Speaking at the Federalist Society's 2011 Natioinal Lawyers Convention, former attorney general Michael Mukasey spoke about the challenge of fighting Islamic terrorism. Discussing the relationship among, Sharia, Islam, and democracy, he recommended Abdullah Saeed's article "The Islamic Case for Religious Liberty," which appears in the November edition of First Things magazine. Sultan of Oman Professor of Arab and Islamic Studies at the University of Melbourne, Saeed begins:
The words of the Qur’an and hadith contain rich resources for supporting the democratic order. If Muslims are to embrace modernity, including life in a pluralistic, democratic society, without abandoning their faith, they must take up the argument for religious liberty that is embedded in their history and that stands at the center of their most sacred texts.

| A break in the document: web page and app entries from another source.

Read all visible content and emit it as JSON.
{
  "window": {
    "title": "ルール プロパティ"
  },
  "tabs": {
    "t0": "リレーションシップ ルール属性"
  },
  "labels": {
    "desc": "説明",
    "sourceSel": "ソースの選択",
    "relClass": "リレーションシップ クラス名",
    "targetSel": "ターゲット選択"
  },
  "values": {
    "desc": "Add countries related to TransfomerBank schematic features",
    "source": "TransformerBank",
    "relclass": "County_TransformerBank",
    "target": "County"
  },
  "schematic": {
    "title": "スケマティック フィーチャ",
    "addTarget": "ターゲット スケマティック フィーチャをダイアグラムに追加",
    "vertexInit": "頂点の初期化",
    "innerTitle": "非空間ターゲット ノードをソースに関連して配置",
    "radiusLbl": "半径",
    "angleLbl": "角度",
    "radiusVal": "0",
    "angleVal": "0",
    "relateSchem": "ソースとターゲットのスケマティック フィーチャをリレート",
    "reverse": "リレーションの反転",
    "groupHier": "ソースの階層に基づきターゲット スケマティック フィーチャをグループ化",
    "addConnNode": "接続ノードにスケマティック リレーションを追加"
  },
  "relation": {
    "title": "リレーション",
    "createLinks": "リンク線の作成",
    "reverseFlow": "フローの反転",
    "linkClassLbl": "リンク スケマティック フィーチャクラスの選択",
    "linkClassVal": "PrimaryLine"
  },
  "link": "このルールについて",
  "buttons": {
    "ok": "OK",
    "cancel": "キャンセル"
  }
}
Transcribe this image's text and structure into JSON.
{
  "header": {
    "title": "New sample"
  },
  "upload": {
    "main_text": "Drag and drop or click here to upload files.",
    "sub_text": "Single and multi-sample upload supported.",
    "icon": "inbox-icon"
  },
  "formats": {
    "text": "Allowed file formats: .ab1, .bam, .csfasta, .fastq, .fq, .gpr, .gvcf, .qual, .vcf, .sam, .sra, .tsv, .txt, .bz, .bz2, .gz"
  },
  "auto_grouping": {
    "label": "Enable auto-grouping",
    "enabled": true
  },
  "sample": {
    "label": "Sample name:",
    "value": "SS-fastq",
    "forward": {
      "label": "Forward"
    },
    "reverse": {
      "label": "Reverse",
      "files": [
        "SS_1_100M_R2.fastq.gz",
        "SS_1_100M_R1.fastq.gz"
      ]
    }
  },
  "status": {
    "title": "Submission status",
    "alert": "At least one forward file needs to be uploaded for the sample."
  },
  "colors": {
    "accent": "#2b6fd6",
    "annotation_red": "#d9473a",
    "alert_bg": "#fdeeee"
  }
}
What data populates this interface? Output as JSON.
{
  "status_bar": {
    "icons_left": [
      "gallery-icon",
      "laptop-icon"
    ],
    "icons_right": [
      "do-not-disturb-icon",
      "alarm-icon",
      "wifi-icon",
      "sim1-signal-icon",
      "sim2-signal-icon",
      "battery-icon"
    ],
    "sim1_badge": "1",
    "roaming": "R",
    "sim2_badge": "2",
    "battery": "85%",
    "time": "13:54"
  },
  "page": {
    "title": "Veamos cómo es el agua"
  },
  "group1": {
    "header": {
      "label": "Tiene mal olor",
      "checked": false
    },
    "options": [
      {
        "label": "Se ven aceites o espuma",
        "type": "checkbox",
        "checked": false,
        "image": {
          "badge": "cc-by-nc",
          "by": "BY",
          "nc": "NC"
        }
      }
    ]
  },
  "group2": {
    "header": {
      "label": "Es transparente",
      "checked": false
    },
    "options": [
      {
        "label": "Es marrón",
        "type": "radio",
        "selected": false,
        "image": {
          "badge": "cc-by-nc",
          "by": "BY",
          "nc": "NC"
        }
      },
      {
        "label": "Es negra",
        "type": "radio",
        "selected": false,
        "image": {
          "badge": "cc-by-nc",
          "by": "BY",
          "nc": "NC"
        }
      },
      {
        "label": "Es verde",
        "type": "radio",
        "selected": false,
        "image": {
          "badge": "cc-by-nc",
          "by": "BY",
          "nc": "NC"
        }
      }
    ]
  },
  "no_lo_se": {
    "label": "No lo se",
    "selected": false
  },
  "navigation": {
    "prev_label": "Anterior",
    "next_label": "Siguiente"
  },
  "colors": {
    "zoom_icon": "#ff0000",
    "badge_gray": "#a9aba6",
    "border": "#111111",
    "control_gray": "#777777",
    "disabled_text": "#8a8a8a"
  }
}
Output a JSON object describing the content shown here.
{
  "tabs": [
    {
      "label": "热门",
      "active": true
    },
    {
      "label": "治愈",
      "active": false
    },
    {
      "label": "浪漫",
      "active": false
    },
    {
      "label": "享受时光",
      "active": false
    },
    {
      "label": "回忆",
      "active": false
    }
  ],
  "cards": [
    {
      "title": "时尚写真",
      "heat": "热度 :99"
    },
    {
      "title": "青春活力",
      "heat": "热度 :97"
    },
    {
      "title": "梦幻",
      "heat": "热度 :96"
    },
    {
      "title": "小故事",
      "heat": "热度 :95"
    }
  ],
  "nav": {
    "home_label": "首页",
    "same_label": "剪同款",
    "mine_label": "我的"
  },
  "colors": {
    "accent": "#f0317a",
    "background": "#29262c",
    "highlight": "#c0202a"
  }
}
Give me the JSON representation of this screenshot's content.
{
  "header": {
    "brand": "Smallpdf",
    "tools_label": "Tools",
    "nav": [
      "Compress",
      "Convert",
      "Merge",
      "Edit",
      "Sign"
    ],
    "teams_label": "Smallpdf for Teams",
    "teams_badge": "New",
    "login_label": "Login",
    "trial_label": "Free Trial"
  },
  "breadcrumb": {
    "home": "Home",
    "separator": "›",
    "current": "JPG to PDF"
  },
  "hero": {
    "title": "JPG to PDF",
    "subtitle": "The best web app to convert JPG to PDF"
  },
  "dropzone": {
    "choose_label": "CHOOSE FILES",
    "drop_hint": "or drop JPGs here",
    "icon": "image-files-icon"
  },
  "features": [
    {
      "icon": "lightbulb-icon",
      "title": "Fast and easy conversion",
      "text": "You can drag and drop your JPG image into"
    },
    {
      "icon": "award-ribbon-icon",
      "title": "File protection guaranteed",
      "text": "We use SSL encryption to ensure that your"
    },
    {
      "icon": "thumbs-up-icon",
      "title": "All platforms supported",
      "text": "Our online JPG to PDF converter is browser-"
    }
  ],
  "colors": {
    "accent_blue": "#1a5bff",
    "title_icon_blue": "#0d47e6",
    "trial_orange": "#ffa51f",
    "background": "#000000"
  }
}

Although the broad thrust of the Qur’an and hadith supports religious liberty, many parts of these texts can be, and traditionally have been, interpreted as denying it.